Items from an interface collection
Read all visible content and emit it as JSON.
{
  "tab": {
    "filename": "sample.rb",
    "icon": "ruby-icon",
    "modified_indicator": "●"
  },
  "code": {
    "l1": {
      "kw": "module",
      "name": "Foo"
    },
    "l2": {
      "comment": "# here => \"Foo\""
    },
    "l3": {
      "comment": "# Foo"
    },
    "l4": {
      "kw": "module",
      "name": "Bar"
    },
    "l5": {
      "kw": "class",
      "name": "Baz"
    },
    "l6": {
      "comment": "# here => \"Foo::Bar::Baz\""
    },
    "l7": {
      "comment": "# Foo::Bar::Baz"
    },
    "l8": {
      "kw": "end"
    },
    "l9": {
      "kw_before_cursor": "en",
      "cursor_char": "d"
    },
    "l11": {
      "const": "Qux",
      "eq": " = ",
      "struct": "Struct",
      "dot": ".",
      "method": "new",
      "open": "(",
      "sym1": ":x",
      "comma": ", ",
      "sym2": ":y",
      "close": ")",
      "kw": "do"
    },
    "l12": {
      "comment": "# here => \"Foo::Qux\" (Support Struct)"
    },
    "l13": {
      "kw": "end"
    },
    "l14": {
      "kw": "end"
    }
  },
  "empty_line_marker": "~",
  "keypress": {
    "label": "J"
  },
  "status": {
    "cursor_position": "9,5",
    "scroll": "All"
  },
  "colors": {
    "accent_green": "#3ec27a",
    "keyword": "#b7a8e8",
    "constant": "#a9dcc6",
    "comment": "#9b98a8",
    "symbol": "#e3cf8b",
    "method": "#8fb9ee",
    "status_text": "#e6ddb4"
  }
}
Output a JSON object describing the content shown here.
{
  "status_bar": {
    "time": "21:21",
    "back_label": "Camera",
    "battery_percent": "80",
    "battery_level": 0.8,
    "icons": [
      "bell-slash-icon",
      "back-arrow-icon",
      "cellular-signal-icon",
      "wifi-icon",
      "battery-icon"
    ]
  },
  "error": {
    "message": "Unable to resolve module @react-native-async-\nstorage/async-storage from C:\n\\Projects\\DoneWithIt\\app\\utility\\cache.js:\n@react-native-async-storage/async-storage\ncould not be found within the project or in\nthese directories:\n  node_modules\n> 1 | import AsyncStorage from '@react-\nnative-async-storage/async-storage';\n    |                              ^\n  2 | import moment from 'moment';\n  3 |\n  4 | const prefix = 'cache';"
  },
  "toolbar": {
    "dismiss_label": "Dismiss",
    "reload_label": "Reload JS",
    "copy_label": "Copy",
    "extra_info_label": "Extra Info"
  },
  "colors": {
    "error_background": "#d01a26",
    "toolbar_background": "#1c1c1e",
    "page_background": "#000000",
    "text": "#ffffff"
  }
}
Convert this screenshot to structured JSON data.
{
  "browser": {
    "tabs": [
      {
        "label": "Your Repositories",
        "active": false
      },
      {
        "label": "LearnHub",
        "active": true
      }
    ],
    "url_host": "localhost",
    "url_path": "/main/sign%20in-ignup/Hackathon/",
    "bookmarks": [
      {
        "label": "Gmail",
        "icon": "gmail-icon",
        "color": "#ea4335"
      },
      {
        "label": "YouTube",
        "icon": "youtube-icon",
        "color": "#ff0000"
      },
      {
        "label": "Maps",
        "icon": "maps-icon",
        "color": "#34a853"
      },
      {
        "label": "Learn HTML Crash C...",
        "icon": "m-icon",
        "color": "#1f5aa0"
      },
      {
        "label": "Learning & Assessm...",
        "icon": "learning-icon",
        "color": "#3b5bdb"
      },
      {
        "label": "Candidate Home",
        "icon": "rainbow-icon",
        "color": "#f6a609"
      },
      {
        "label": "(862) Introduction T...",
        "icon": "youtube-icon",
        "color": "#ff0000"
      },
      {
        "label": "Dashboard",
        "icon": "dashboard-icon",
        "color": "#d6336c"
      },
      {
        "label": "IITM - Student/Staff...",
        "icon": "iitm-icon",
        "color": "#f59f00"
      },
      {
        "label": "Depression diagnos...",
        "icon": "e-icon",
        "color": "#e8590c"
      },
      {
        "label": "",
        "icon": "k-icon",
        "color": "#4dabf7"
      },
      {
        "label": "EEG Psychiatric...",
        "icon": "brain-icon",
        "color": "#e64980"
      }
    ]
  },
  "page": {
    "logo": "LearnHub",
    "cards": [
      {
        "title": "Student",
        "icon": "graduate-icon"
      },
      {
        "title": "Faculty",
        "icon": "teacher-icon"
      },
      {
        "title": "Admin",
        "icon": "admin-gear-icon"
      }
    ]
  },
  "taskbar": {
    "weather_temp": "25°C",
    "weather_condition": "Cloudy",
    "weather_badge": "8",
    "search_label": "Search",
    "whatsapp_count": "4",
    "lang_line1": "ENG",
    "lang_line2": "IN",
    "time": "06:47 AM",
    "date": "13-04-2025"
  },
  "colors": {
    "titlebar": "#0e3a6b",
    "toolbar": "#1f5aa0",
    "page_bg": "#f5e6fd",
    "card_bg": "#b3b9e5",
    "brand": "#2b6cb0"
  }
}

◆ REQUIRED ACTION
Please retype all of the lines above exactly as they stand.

◆ FINAL ANSWER
Read all visible content and emit it as JSON.
{
  "tab": {
    "filename": "sample.rb",
    "icon": "ruby-icon",
    "modified_indicator": "●"
  },
  "code": {
    "l1": {
      "kw": "module",
      "name": "Foo"
    },
    "l2": {
      "comment": "# here => \"Foo\""
    },
    "l3": {
      "comment": "# Foo"
    },
    "l4": {
      "kw": "module",
      "name": "Bar"
    },
    "l5": {
      "kw": "class",
      "name": "Baz"
    },
    "l6": {
      "comment": "# here => \"Foo::Bar::Baz\""
    },
    "l7": {
      "comment": "# Foo::Bar::Baz"
    },
    "l8": {
      "kw": "end"
    },
    "l9": {
      "kw_before_cursor": "en",
      "cursor_char": "d"
    },
    "l11": {
      "const": "Qux",
      "eq": " = ",
      "struct": "Struct",
      "dot": ".",
      "method": "new",
      "open": "(",
      "sym1": ":x",
      "comma": ", ",
      "sym2": ":y",
      "close": ")",
      "kw": "do"
    },
    "l12": {
      "comment": "# here => \"Foo::Qux\" (Support Struct)"
    },
    "l13": {
      "kw": "end"
    },
    "l14": {
      "kw": "end"
    }
  },
  "empty_line_marker": "~",
  "keypress": {
    "label": "J"
  },
  "status": {
    "cursor_position": "9,5",
    "scroll": "All"
  },
  "colors": {
    "accent_green": "#3ec27a",
    "keyword": "#b7a8e8",
    "constant": "#a9dcc6",
    "comment": "#9b98a8",
    "symbol": "#e3cf8b",
    "method": "#8fb9ee",
    "status_text": "#e6ddb4"
  }
}
Output a JSON object describing the content shown here.
{
  "status_bar": {
    "time": "21:21",
    "back_label": "Camera",
    "battery_percent": "80",
    "battery_level": 0.8,
    "icons": [
      "bell-slash-icon",
      "back-arrow-icon",
      "cellular-signal-icon",
      "wifi-icon",
      "battery-icon"
    ]
  },
  "error": {
    "message": "Unable to resolve module @react-native-async-\nstorage/async-storage from C:\n\\Projects\\DoneWithIt\\app\\utility\\cache.js:\n@react-native-async-storage/async-storage\ncould not be found within the project or in\nthese directories:\n  node_modules\n> 1 | import AsyncStorage from '@react-\nnative-async-storage/async-storage';\n    |                              ^\n  2 | import moment from 'moment';\n  3 |\n  4 | const prefix = 'cache';"
  },
  "toolbar": {
    "dismiss_label": "Dismiss",
    "reload_label": "Reload JS",
    "copy_label": "Copy",
    "extra_info_label": "Extra Info"
  },
  "colors": {
    "error_background": "#d01a26",
    "toolbar_background": "#1c1c1e",
    "page_background": "#000000",
    "text": "#ffffff"
  }
}
Convert this screenshot to structured JSON data.
{
  "browser": {
    "tabs": [
      {
        "label": "Your Repositories",
        "active": false
      },
      {
        "label": "LearnHub",
        "active": true
      }
    ],
    "url_host": "localhost",
    "url_path": "/main/sign%20in-ignup/Hackathon/",
    "bookmarks": [
      {
        "label": "Gmail",
        "icon": "gmail-icon",
        "color": "#ea4335"
      },
      {
        "label": "YouTube",
        "icon": "youtube-icon",
        "color": "#ff0000"
      },
      {
        "label": "Maps",
        "icon": "maps-icon",
        "color": "#34a853"
      },
      {
        "label": "Learn HTML Crash C...",
        "icon": "m-icon",
        "color": "#1f5aa0"
      },
      {
        "label": "Learning & Assessm...",
        "icon": "learning-icon",
        "color": "#3b5bdb"
      },
      {
        "label": "Candidate Home",
        "icon": "rainbow-icon",
        "color": "#f6a609"
      },
      {
        "label": "(862) Introduction T...",
        "icon": "youtube-icon",
        "color": "#ff0000"
      },
      {
        "label": "Dashboard",
        "icon": "dashboard-icon",
        "color": "#d6336c"
      },
      {
        "label": "IITM - Student/Staff...",
        "icon": "iitm-icon",
        "color": "#f59f00"
      },
      {
        "label": "Depression diagnos...",
        "icon": "e-icon",
        "color": "#e8590c"
      },
      {
        "label": "",
        "icon": "k-icon",
        "color": "#4dabf7"
      },
      {
        "label": "EEG Psychiatric...",
        "icon": "brain-icon",
        "color": "#e64980"
      }
    ]
  },
  "page": {
    "logo": "LearnHub",
    "cards": [
      {
        "title": "Student",
        "icon": "graduate-icon"
      },
      {
        "title": "Faculty",
        "icon": "teacher-icon"
      },
      {
        "title": "Admin",
        "icon": "admin-gear-icon"
      }
    ]
  },
  "taskbar": {
    "weather_temp": "25°C",
    "weather_condition": "Cloudy",
    "weather_badge": "8",
    "search_label": "Search",
    "whatsapp_count": "4",
    "lang_line1": "ENG",
    "lang_line2": "IN",
    "time": "06:47 AM",
    "date": "13-04-2025"
  },
  "colors": {
    "titlebar": "#0e3a6b",
    "toolbar": "#1f5aa0",
    "page_bg": "#f5e6fd",
    "card_bg": "#b3b9e5",
    "brand": "#2b6cb0"
  }
}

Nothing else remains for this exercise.